BRIEF:
Beneath this line are entries. Copy the range from the line with "Parse this screenshot: output" to the line with "What data populates", ends included, exactly; leave pictures out.

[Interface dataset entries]

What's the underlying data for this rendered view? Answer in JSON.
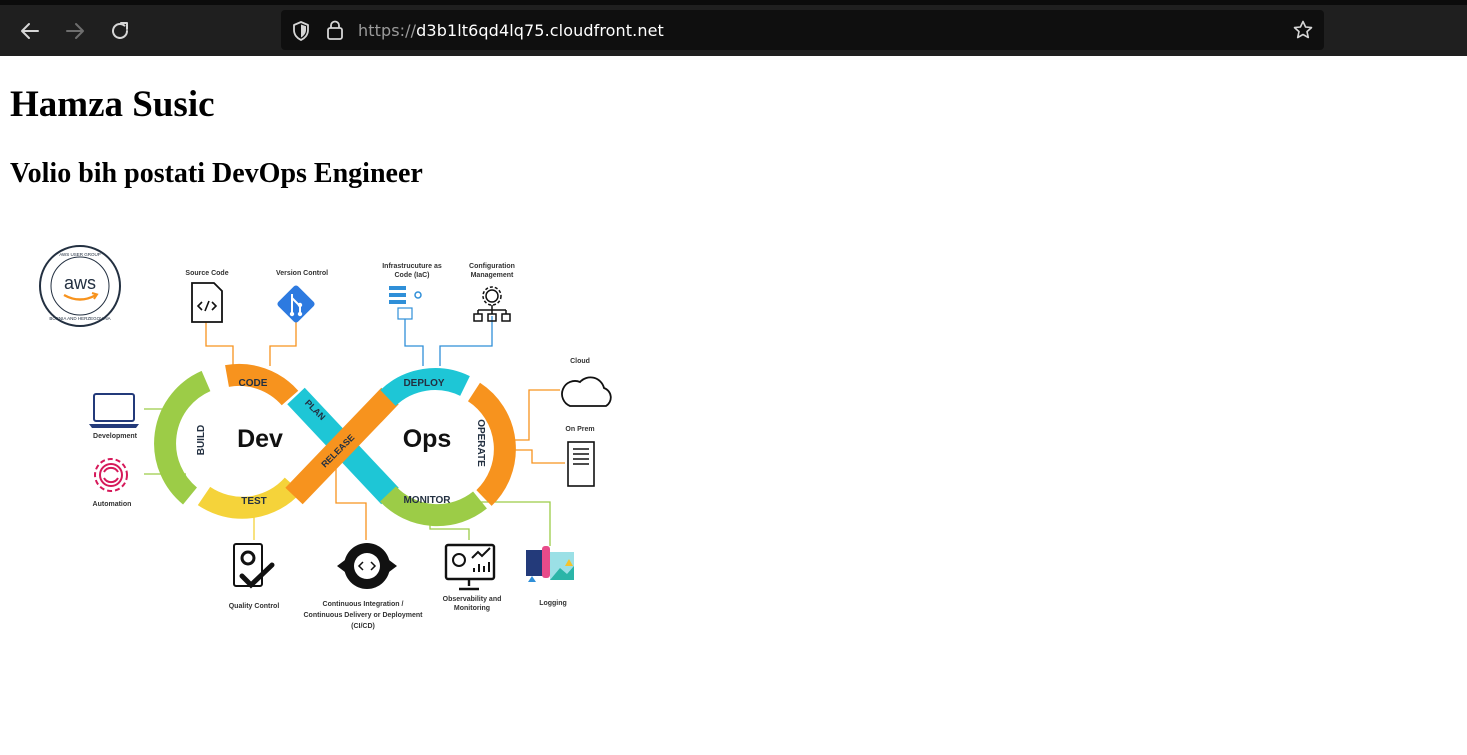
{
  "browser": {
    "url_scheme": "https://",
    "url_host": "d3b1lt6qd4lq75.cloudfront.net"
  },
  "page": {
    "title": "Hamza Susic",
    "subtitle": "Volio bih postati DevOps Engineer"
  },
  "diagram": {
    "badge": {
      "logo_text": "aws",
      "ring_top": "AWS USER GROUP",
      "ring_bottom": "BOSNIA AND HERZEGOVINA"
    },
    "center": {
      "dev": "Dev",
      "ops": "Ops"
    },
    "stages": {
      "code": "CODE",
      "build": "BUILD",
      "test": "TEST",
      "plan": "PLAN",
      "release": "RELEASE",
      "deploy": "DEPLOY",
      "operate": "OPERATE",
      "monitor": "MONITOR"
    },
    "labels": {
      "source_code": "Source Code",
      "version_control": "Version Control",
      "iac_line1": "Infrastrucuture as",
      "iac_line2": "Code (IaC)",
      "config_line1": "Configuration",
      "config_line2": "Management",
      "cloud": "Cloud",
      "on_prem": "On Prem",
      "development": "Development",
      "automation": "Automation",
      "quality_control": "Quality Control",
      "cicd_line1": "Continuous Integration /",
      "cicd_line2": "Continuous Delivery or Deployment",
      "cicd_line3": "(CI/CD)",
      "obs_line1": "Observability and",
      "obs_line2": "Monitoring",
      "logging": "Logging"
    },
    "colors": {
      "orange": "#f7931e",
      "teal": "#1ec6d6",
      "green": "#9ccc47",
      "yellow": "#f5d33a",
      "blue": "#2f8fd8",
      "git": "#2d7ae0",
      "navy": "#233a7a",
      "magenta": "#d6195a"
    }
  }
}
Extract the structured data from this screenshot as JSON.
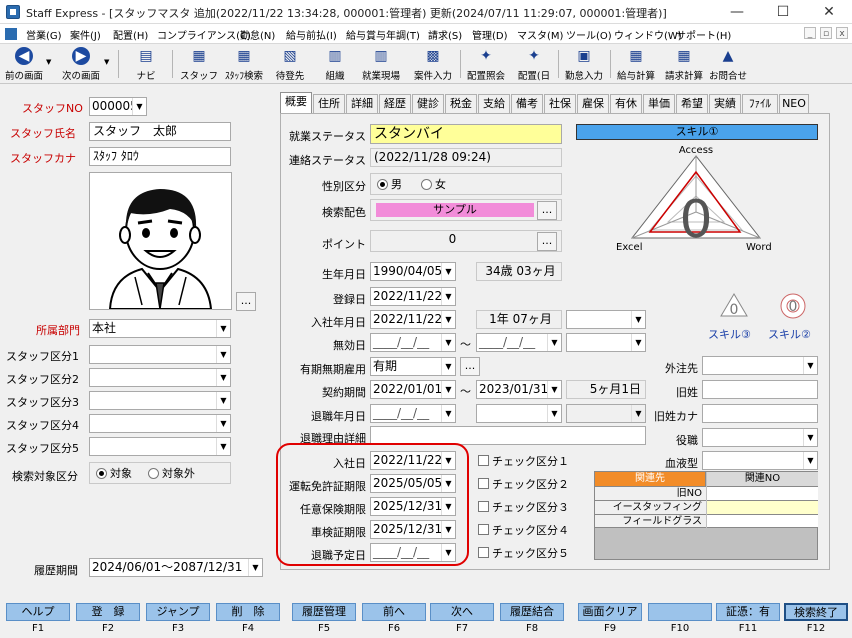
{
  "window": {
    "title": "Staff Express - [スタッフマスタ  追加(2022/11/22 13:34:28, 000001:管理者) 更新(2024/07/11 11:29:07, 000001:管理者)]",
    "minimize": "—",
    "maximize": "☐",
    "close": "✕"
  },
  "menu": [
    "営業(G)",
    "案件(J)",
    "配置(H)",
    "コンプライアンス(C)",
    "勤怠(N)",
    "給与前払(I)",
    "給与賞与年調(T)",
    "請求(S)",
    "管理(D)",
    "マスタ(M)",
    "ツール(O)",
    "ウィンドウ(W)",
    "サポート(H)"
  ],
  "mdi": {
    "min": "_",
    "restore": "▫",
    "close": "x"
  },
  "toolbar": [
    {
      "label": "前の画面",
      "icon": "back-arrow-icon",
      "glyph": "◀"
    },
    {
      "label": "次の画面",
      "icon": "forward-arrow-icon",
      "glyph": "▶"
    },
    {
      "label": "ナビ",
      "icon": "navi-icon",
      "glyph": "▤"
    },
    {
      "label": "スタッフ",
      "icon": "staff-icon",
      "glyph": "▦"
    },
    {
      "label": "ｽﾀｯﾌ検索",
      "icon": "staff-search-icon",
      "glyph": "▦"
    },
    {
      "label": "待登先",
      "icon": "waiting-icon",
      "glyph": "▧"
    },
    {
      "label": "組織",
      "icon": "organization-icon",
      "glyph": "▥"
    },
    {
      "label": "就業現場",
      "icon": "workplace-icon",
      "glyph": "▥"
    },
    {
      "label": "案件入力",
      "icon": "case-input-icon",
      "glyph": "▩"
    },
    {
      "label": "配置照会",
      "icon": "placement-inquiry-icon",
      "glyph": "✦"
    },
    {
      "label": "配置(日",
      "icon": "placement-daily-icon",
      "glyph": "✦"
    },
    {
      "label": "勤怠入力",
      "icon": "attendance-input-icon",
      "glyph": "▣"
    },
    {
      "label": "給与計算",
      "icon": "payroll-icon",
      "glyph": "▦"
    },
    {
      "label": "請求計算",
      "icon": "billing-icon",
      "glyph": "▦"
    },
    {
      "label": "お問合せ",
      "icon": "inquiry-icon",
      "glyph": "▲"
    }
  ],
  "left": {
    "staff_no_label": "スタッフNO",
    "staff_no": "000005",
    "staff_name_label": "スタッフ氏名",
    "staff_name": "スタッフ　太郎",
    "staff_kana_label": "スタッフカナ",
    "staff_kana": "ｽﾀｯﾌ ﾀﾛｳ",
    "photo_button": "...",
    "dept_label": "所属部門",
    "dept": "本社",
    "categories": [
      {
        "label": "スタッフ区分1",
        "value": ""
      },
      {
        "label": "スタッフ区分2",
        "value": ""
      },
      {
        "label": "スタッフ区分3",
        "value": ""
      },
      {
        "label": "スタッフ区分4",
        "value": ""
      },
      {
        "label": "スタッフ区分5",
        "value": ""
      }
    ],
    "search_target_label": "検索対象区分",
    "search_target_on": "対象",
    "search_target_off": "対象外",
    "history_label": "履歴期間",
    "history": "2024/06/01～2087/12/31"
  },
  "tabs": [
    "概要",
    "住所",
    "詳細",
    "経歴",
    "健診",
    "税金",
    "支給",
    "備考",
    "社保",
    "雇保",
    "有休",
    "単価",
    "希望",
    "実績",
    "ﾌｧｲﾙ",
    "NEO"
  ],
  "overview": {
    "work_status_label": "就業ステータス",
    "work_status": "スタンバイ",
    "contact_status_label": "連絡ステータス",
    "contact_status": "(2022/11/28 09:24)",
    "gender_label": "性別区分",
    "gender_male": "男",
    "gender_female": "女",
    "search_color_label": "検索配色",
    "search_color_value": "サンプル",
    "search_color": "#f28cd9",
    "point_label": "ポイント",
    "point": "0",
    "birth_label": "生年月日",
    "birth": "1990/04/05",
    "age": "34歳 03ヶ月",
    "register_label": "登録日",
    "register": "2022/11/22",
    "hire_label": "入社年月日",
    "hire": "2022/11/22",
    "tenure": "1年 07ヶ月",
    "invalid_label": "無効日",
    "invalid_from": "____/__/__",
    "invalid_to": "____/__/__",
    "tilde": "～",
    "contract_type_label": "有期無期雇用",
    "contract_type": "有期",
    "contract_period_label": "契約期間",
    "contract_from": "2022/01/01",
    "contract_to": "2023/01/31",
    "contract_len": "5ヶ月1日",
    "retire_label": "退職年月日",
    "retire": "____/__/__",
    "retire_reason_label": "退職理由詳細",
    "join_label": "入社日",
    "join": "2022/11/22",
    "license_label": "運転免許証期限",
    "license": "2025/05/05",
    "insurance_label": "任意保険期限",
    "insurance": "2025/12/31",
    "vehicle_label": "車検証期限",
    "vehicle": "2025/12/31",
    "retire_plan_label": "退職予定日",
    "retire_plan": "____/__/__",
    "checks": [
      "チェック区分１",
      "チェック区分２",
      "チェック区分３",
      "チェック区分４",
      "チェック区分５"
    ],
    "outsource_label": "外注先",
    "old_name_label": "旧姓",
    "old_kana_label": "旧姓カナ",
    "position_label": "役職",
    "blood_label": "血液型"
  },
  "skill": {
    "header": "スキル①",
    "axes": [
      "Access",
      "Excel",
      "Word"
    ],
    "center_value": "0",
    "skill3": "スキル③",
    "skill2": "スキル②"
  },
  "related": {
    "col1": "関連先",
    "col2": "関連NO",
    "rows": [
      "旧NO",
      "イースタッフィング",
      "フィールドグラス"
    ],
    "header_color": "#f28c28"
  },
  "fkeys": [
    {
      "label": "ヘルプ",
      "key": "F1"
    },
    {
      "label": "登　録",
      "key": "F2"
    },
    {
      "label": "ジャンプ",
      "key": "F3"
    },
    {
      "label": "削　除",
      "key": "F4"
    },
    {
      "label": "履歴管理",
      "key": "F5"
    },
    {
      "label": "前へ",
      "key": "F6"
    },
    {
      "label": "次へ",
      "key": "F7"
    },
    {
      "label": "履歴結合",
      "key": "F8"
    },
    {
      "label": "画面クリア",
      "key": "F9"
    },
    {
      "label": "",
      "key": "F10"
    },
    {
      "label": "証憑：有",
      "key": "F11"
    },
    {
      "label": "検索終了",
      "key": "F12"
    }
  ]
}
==
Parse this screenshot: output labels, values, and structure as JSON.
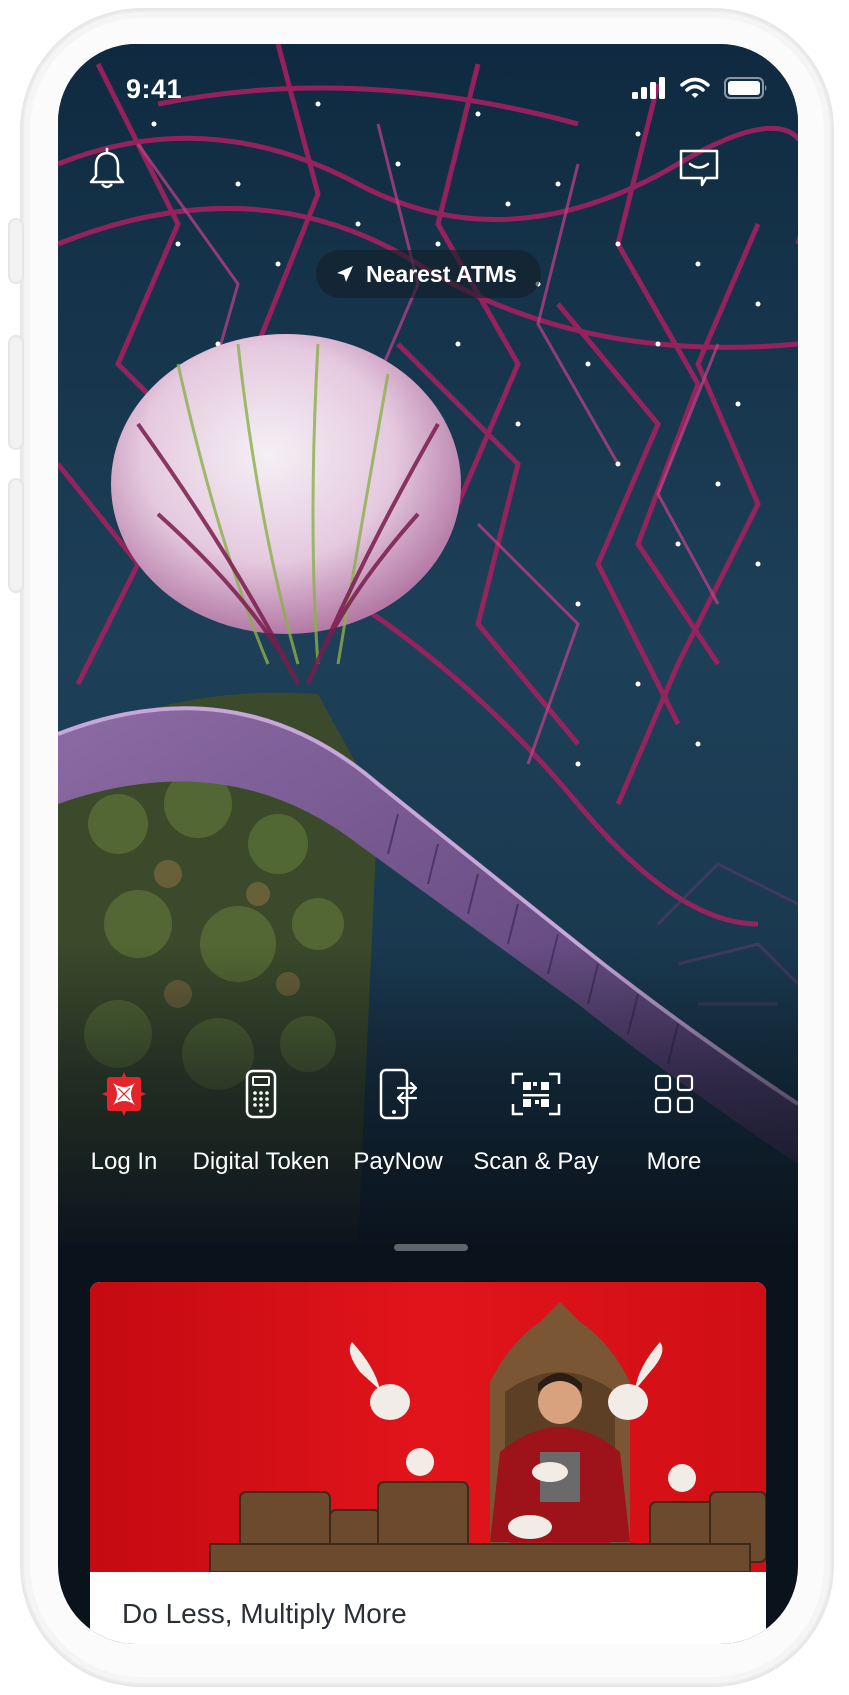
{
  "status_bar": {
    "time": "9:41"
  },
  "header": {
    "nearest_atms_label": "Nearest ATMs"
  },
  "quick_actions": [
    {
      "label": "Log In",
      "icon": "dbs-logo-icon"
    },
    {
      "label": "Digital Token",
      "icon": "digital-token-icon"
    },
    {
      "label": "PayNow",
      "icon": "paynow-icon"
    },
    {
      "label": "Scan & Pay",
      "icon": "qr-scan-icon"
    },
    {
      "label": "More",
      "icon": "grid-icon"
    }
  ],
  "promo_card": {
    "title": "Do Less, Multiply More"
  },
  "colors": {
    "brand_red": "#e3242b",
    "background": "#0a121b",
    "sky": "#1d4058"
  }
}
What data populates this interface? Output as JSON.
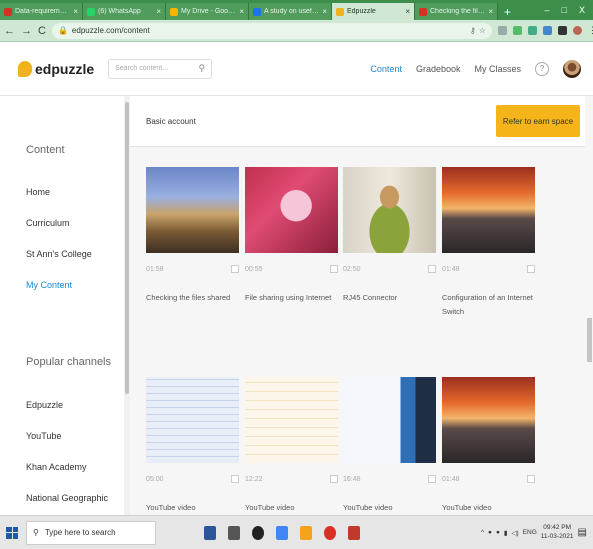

RESULT FOR THIS EXERCISE:
Parse this screenshot: output labels, values, and structure as JSON.
{
  "status_bar": {
    "time": "9:41"
  },
  "header": {
    "nearest_atms_label": "Nearest ATMs"
  },
  "quick_actions": [
    {
      "label": "Log In",
      "icon": "dbs-logo-icon"
    },
    {
      "label": "Digital Token",
      "icon": "digital-token-icon"
    },
    {
      "label": "PayNow",
      "icon": "paynow-icon"
    },
    {
      "label": "Scan & Pay",
      "icon": "qr-scan-icon"
    },
    {
      "label": "More",
      "icon": "grid-icon"
    }
  ],
  "promo_card": {
    "title": "Do Less, Multiply More"
  },
  "colors": {
    "brand_red": "#e3242b",
    "background": "#0a121b",
    "sky": "#1d4058"
  }
}
What data populates this interface? Output as JSON.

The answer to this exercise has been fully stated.